Backstraps and tenderloins are popular cuts of deer meat, but I never hear anyone talking about my favorite piece of the deer: venison flat iron steak, also known as mock tenderloins or shoulder tenders. That's probably because it's not the easiest cut to find and separate out. It's found inside the shoulder blade and is a distinctive muscle group... READ MORE
Extra Treestand Hands
By Gary Whitbeck
When you climb into your treestand and get settled in, it seems like there are never enough limbs to hang all your stuff on. And those tiny screw-in bow-holder hooks that come with a rope won’t allow you to hang very many items. I’ve found that the larger screw-in hooks made to hang bicycles in your garage make really ample treestand g... READ MORE
Create Antler Rubbing Posts
By William Cuthbert
One surefire way to learn if there is buck activity in your area is finding fresh rubbings on small trees, saplings or fence posts. Before the season starts, I have a buck indicator trick I like to use in or around the fields of my hunting property. Harvested agricultural fields are prime spots to check for rubs, but saplings don’t always gro... READ MORE
Trail Cam Tip: Don’t Just Pile It On
By Gail McKee

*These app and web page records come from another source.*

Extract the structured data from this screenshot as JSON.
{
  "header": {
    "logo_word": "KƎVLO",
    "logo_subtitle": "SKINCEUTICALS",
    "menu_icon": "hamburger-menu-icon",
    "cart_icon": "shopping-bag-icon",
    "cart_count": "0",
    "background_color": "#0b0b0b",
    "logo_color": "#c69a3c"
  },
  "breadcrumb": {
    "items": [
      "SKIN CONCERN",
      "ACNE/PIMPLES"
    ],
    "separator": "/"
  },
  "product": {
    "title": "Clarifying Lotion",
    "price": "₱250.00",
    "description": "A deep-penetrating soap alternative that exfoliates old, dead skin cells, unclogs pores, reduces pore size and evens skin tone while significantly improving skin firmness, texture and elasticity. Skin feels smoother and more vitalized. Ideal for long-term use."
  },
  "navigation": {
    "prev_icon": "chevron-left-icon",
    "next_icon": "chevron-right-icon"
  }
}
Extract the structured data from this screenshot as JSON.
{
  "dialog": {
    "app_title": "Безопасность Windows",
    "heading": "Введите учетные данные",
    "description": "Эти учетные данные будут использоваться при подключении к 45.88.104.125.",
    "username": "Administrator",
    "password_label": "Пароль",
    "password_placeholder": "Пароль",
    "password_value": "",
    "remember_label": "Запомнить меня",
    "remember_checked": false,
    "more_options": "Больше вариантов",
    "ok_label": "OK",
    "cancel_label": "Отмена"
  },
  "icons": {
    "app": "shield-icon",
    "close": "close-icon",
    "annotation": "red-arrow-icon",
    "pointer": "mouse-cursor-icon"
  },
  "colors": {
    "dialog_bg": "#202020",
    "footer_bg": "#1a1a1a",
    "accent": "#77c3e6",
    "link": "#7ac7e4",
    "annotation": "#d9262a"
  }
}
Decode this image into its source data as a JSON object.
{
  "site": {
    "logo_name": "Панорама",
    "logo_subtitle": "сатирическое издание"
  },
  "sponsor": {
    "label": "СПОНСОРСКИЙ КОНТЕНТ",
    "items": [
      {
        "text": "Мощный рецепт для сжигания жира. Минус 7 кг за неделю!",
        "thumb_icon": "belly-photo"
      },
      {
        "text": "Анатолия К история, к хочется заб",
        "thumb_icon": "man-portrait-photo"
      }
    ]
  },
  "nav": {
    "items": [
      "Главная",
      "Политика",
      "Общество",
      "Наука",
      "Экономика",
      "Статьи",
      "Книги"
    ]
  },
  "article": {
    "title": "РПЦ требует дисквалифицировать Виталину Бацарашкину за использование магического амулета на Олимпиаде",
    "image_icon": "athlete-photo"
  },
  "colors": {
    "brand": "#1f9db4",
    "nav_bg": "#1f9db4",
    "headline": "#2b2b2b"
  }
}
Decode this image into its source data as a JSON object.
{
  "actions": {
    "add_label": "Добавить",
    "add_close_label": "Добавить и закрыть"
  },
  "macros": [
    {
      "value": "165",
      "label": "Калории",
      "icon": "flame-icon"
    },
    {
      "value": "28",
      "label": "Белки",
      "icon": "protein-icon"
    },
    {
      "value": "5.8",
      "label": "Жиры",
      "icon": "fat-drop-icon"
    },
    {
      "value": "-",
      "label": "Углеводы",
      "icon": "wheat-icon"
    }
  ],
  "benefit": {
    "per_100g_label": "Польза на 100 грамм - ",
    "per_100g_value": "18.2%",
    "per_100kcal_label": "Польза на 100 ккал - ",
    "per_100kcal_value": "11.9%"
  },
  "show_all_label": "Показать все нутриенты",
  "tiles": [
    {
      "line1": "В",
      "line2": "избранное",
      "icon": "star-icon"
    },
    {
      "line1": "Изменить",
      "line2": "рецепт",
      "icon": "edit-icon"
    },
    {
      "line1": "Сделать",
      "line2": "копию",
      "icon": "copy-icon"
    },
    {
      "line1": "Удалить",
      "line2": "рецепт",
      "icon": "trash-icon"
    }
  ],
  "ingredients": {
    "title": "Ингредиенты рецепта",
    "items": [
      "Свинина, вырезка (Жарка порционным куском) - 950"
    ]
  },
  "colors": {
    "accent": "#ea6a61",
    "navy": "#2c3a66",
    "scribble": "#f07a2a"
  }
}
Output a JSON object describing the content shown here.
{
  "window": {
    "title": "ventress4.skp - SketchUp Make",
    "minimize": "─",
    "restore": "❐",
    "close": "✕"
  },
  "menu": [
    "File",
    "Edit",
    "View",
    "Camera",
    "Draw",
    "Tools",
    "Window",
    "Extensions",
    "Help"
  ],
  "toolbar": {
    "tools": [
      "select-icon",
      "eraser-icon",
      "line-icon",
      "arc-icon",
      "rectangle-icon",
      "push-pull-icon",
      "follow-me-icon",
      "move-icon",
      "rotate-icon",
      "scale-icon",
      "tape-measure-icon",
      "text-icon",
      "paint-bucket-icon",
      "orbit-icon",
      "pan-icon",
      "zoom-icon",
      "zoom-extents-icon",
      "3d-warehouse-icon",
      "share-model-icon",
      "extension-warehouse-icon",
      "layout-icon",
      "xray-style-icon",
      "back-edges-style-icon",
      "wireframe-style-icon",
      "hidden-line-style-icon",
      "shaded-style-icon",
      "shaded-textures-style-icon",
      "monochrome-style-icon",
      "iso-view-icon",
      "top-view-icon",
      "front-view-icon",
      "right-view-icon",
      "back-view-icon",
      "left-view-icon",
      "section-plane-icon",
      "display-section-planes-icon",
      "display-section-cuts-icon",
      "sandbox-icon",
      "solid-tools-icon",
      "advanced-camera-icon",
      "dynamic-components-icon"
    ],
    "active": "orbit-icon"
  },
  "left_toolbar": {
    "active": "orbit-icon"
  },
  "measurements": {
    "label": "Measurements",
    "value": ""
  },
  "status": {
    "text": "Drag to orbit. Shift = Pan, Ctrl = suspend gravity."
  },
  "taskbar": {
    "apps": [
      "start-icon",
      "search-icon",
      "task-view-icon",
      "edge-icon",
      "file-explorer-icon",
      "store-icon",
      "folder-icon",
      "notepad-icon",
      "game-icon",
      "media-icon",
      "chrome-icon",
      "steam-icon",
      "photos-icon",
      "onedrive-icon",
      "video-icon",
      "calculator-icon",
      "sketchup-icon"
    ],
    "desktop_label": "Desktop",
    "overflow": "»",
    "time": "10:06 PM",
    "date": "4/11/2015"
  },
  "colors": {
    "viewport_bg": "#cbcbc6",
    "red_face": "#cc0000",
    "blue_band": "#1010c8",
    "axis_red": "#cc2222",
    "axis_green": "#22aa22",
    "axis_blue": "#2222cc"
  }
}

For those of you who use trail cameras like I do, I think you'll find this tip very useful. It might become part of your standard operating procedure when it comes to capturing images of whitetails. I've noticed deer will stay longer in front of my camera if I take a moment to broadcast the corn and other attractants instead of just dumping it in a... READ MORE
Hay Bale Hideaways
By Frank Mayes
I’ve hunted in Missouri for many years. Until the past few seasons, ground blinds and ladder stands have been the main types of stands I’ve hunted from. Now, I’m discovering one of the most effective ways to ambush whitetails is from behind hay bales. I’ve had deer walk within 10 feet of me and never know I was there! My set... READ MORE
Better than Corn?
By Jeff Maynard
If you use corn as an attractant for drawing deer to your trail cameras or feeders, sometimes it takes a while for deer to find it. I have a tip for something that brings them in faster than corn. And it will help keep them around longer. When setting up cameras and feeders in a new area or in pre-season, I pick a few trees nearby to rub down with ... READ MORE
Whistle While You . . . Hunt?
By Oren Haney
I’d like to share a tip with Buckmasters readers that my dad taught me decades ago when I was only 10 years old. It happened when my father came to me and said he wanted me to go into the woods and collect some meat for the dinner table. Dad told me to take my .22 and try to get a rabbit or two. I had never stalked for rabbits with anything o... READ MORE
Stand Work — Summertime is the Right Time
By Bob Humphrey & Yamaha Outdoors
Fall hunting season is still a ways off for most of us, which is precisely why now is the time to do a little deer stand work. The biggest reason is disturbance. You always want to minimize it around your stands, but a certain amount is unavoidable, particularly if you’re setting a new stand. The farther away from when you plan... READ MORE